▸ **Data in this exercise**
Start of Block
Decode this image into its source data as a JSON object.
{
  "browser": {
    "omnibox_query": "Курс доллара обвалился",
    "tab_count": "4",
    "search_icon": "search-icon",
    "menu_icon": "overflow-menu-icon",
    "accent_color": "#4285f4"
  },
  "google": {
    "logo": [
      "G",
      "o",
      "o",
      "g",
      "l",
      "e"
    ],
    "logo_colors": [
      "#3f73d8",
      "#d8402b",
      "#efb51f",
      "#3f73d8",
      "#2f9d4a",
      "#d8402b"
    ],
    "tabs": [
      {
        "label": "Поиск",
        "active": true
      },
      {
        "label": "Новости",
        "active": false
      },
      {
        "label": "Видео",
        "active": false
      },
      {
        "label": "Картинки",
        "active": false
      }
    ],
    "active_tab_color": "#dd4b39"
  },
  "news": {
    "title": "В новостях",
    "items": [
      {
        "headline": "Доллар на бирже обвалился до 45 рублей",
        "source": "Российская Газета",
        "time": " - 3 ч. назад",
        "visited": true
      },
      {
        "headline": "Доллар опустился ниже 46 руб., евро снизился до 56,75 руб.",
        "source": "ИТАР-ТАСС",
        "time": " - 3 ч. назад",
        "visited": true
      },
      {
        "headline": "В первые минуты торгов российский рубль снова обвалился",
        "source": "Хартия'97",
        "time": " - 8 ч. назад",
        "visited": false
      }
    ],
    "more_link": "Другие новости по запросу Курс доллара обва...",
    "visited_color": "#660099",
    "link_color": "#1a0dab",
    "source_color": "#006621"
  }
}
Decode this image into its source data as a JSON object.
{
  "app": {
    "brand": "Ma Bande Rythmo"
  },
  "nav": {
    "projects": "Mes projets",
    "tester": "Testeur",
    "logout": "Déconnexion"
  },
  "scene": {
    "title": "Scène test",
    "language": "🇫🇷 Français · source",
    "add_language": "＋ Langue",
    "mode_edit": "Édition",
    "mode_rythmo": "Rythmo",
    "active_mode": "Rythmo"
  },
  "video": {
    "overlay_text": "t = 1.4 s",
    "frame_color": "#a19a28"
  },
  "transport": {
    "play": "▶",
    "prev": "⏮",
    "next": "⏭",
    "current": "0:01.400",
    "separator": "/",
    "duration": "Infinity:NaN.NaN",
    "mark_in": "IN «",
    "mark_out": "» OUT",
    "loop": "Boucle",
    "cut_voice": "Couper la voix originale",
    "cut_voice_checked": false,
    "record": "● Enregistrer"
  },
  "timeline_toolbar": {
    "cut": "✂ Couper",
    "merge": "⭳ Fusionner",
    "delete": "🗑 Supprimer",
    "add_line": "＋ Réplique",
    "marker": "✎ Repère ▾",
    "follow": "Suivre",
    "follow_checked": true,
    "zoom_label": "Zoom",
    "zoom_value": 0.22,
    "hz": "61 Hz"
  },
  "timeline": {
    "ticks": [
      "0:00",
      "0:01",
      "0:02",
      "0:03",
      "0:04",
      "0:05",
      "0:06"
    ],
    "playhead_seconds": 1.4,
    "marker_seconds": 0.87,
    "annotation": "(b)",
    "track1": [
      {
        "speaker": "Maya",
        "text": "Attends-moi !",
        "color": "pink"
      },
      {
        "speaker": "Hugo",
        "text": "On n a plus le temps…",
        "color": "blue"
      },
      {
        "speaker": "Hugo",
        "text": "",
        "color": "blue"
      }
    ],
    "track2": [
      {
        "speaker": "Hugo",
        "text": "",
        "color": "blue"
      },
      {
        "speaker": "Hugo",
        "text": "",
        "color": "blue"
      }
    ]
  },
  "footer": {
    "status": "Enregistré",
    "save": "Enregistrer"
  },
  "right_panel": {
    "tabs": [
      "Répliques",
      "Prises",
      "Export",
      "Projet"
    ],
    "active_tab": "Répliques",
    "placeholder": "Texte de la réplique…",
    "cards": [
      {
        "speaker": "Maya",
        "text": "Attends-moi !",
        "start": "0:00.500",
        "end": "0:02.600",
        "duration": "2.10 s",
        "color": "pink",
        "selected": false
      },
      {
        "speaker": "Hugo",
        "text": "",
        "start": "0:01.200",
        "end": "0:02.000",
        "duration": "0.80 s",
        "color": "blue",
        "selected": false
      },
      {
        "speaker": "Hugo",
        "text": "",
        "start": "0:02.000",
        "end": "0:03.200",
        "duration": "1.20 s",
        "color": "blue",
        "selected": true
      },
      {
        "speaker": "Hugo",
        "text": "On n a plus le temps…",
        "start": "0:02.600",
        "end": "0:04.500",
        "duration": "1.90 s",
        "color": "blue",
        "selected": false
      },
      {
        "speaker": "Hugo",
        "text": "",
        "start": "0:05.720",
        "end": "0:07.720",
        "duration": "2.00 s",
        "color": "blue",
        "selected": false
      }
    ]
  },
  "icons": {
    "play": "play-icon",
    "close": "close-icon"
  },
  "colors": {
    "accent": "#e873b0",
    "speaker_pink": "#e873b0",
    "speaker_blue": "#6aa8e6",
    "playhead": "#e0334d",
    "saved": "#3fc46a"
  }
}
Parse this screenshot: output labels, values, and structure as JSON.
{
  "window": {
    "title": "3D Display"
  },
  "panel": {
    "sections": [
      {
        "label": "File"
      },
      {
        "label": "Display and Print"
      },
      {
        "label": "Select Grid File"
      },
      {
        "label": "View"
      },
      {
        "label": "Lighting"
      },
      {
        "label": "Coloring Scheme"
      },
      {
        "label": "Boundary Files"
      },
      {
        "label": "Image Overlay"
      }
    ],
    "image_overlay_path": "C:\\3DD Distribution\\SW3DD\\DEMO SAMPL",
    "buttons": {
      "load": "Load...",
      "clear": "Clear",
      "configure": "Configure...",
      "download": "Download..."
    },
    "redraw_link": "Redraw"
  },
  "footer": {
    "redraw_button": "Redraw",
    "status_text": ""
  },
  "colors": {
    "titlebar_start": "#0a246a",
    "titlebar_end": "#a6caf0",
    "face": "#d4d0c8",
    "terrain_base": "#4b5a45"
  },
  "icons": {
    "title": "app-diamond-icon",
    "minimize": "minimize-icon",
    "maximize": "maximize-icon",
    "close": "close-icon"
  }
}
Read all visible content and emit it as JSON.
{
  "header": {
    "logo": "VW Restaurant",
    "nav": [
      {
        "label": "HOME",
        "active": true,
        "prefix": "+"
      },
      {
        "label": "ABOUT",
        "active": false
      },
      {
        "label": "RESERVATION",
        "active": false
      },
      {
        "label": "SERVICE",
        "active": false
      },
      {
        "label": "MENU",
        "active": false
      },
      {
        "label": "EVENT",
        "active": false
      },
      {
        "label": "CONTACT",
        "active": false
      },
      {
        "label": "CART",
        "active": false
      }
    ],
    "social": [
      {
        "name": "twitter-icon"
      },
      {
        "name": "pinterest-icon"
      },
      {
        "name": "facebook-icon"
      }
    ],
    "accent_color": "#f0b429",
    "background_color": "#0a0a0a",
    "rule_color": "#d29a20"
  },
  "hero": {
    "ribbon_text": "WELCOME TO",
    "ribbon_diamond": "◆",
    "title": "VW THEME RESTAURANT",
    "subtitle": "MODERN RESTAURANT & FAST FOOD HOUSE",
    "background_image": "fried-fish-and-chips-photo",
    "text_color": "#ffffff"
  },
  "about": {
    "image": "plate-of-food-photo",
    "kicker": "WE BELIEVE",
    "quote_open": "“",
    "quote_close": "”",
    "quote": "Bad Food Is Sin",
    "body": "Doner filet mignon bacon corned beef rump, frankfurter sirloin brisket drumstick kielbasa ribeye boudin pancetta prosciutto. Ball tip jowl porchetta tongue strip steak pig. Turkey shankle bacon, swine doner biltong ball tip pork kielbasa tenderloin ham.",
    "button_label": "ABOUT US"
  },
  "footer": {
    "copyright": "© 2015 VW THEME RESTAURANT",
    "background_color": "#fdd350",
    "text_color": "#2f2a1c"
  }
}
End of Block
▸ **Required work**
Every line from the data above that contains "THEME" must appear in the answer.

▸ **Written answer**
    "title": "VW THEME RESTAURANT",
    "copyright": "© 2015 VW THEME RESTAURANT",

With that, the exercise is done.